## What you will do:
Go through the entries one line at a time, and gather every line that has the word "норме".

## Supplied entries:
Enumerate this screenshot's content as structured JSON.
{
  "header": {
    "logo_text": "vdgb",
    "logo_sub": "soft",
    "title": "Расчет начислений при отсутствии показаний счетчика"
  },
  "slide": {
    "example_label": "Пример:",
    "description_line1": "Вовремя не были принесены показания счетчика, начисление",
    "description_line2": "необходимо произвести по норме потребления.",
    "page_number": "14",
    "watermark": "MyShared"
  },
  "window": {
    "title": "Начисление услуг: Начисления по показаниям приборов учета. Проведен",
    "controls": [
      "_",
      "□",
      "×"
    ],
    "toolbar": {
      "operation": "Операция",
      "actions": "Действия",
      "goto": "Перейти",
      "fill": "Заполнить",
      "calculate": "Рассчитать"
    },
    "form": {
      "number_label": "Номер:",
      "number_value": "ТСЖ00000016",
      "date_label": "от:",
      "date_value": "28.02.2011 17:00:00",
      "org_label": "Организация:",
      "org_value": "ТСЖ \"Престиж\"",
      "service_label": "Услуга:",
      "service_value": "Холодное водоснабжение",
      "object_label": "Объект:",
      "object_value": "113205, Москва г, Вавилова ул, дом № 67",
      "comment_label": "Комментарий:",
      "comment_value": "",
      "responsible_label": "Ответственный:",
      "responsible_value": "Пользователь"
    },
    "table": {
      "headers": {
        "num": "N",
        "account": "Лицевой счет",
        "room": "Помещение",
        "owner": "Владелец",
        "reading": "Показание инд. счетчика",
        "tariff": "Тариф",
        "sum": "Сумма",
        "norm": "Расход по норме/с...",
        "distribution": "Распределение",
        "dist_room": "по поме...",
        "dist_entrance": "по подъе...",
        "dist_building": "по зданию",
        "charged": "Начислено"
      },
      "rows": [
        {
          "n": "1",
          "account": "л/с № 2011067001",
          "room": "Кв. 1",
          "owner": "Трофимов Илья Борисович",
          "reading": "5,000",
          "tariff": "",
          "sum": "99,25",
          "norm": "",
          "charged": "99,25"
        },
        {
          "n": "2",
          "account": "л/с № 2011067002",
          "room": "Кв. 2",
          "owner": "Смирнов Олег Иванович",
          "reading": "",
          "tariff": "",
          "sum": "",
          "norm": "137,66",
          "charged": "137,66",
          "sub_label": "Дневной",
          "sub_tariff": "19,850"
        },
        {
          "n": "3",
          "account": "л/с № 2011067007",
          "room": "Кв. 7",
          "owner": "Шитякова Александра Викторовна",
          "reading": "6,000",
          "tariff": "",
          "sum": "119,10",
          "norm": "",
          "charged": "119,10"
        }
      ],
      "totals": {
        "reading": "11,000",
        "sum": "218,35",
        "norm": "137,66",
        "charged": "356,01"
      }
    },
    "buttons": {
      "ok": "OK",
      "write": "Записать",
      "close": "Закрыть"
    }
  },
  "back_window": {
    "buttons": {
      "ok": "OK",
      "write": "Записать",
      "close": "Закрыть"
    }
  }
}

## Task answer:
    "description_line2": "необходимо произвести по норме потребления.",
        "norm": "Расход по норме/с...",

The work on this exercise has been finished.